South African consumers will probably continue to face stricter lending regulations by banks following the SA Reserve Bank’s (Sarb) decision to increase the repo rate by 25 basis points to six percent. Interest rates effectively increased to 9.5 percent per annum.
Gary Palmer, chief executive of Paragon Lending Solutions, said: “An interest rate hike has been on the cards for a long time, especially with higher inflation, fuelled by petrol and food price hikes and the devaluing of the rand which may further reduce business confidence.
“As such, all indications are that consumers will battle with the price hikes and consequently default on loan payments and lead to banks, once again, tightening their lending restrictions.”
Kay Geldenhuys, property finance processing manager at bond originator firm, ooba, said the interest rate increase could negatively impact the residential housing market.
“Many consumers are already dealing with elevated levels of debt and the rising cost of living expenses. The repayment on a R1 million home loan over a 20 year period will now cost the homeowner an additional R163 per month, which adds up to an extra R1 956 per year. Housing affordability will become more constrained for prospective homebuyers as a result of this latest rate increase.”
Geldenhuys said Reserve Bank governor Lesetja Kganyago painted a picture of a constrained economic outlook, citing the recent heightened uncertainty related to the debt crisis in Greece and the sharp decline in equity prices in China as contributing factors.
“Locally, he cited the electricity supply constraints and weak business and consumer confidence as contributing factors to a cautious domestic growth outlook.”
Arthur Kamp, investment economist at Sanlam Investments, said headline consumer price index (CPI) advanced just 4.7 percent in the year to June this year.
Kamp said the MPC noted that inflation was expected to breach the six percent upper end of its target range for two consecutive quarters in Q1 and Q2 of 2016.
“Also, given a still wide current account deficit, the bank is clearly concerned about the possible impact of the expected shift towards US monetary policy normalisation on the rand and hence domestic inflation.

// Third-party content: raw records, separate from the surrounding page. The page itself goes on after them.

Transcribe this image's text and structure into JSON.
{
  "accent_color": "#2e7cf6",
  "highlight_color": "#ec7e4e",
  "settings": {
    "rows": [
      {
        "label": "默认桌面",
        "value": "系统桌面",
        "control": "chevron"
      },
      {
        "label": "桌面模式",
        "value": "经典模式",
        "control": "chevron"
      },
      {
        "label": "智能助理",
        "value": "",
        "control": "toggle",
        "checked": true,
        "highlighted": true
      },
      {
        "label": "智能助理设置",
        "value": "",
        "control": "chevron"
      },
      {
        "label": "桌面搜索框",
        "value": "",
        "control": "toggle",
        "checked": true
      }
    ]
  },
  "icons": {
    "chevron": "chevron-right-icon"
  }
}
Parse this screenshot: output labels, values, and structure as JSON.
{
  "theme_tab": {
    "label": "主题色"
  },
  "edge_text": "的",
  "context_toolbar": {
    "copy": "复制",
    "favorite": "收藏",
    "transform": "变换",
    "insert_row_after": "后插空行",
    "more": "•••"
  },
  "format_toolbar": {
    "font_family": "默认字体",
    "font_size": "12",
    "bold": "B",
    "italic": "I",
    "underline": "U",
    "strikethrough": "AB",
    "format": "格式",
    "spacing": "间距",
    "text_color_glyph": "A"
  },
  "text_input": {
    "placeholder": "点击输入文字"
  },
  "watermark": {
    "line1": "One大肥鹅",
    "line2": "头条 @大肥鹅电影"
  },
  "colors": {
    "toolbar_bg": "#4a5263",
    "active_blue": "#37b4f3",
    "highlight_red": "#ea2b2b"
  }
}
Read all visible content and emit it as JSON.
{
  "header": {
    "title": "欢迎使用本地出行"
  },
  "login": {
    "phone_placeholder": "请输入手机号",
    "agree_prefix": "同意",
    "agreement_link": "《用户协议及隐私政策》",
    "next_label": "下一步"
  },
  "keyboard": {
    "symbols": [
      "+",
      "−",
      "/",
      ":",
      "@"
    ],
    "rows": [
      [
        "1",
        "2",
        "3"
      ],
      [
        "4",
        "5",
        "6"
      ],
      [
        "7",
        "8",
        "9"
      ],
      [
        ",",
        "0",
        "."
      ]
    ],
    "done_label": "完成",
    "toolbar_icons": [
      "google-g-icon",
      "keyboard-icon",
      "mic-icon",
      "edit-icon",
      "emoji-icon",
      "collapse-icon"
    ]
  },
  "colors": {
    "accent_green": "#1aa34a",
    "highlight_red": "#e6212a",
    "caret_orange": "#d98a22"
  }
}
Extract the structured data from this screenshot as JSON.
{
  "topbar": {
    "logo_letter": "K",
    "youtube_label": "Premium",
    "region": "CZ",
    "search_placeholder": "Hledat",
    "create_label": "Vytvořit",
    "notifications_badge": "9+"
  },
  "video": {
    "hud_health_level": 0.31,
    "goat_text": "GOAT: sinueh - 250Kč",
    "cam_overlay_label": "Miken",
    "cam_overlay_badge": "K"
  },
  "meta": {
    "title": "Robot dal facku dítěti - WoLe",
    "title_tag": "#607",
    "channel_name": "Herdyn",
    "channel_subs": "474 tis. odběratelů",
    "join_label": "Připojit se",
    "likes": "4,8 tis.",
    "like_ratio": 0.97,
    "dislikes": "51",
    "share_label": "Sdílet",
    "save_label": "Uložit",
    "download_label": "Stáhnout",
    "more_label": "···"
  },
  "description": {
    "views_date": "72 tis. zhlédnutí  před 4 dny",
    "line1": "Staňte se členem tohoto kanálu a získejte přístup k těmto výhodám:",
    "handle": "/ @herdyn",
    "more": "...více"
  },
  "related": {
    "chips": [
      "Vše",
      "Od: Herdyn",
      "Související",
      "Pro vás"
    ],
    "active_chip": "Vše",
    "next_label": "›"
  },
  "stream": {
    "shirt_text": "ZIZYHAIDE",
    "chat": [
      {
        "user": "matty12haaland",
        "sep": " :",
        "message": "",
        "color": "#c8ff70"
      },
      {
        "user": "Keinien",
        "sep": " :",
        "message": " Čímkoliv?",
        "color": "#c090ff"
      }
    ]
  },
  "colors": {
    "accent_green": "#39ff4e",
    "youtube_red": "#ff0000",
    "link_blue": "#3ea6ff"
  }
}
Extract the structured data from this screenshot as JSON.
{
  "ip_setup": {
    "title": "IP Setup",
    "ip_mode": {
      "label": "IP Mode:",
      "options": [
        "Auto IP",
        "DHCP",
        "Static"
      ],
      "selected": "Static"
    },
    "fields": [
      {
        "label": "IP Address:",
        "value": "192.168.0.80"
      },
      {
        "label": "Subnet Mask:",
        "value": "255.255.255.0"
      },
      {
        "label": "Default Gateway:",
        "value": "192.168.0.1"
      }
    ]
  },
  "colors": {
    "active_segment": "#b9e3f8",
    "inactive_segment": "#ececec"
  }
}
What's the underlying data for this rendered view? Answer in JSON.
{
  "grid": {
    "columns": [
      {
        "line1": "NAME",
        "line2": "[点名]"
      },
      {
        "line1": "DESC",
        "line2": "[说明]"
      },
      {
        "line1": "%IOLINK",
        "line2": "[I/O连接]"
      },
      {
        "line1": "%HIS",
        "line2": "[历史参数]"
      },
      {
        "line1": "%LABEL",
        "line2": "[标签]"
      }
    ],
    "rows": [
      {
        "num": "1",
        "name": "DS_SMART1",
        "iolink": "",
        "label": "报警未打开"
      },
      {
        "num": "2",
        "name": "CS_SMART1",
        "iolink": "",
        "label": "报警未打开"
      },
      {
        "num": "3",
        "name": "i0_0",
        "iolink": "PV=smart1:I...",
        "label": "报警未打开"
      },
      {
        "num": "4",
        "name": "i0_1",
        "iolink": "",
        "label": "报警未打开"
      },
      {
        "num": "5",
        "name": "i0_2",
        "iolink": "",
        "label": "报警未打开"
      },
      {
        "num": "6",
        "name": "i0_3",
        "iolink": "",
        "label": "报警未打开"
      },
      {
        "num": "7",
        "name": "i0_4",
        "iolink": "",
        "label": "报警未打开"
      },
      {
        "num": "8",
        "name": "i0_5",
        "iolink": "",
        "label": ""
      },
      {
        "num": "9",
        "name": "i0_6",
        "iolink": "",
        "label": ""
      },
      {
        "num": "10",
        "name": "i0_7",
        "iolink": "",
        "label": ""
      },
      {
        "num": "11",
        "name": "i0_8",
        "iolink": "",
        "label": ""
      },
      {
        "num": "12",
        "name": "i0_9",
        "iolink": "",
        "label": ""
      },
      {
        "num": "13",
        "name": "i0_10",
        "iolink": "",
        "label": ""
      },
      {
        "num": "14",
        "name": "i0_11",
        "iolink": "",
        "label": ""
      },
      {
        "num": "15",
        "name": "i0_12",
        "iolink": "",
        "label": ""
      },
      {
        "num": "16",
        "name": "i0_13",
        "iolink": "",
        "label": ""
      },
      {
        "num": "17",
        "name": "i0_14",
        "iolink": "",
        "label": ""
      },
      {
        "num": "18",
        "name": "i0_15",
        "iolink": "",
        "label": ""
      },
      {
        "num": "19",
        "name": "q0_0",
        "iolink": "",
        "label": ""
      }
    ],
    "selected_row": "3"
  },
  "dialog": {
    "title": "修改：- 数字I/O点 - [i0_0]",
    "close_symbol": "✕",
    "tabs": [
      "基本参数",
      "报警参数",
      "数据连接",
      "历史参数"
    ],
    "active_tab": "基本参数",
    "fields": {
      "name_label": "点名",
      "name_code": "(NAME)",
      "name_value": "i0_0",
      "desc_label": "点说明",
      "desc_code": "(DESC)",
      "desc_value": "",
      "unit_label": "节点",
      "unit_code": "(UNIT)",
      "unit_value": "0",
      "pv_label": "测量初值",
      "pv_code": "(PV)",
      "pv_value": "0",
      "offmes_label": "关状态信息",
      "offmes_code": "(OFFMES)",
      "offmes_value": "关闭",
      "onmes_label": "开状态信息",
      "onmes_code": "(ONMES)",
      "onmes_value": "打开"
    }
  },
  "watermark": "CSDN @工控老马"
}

Even though the feed-through impact of rand weakness into inflation has been modest in recent years, wage growth is firm and inflation expectations for the next twoand-a-half years are sticky at around the upper end of the bank’s inflation target range.”
Seeff chairman Samuel Seeff expressed disappointment at the decision to hike the repo rate.
He said it was out of step with the economy and bad news for consumers, homeowners and buyers.
“While it is widely accepted that we are in an interest rate hiking cycle, we do not believe that now was the right time for a rate hike. Holding this off until later in the year, would have been preferred in view of the mounting challenges that consumers and homeowners face.”
Bill Rawson, chairman of the Rawson Property Group said: “The implementation of small interest rate hikes in the current South African economic conditions immediately deters many home buyers in the lowcost market from committing themselves.”
Andrew Golding, chief executive of the Pam Golding Property group said: “Recent market commentary in general provides a less optimistic economic outlook, with consumer confidence at a low level, manufacturing and mining production down, concerns around job security, and load shedding coupled with Eskom’s proposals to further increase electricity tariffs weighing further on South Africa’s weak economy.”
Golding said although the appetite for property acquisitions remained strong, some consumers were displaying an understandable tendency towards moderation rather than over-committing financially.
Adrian Goslett, regional director and chief executive of RE/MAX Southern Africa, urged homeowners and potential buyers to continue focusing on paying their debts and building up savings.
“Future rate hikes will impact on affordability levels and aspirant homeowners will need to be prepared for that.”
Neil Roets, chief executive of debt counselling firm Debt Rescue, said consumer debt now topped R1.427 trillion which proved that consumers were having a hard time.
“We know from figures released by the National Credit Regulator and Statistics South Africa that the majority of indebted consumers already owe 75 percent of their monthly pay to creditors. More than half are three months or more behind in their debt repayments.”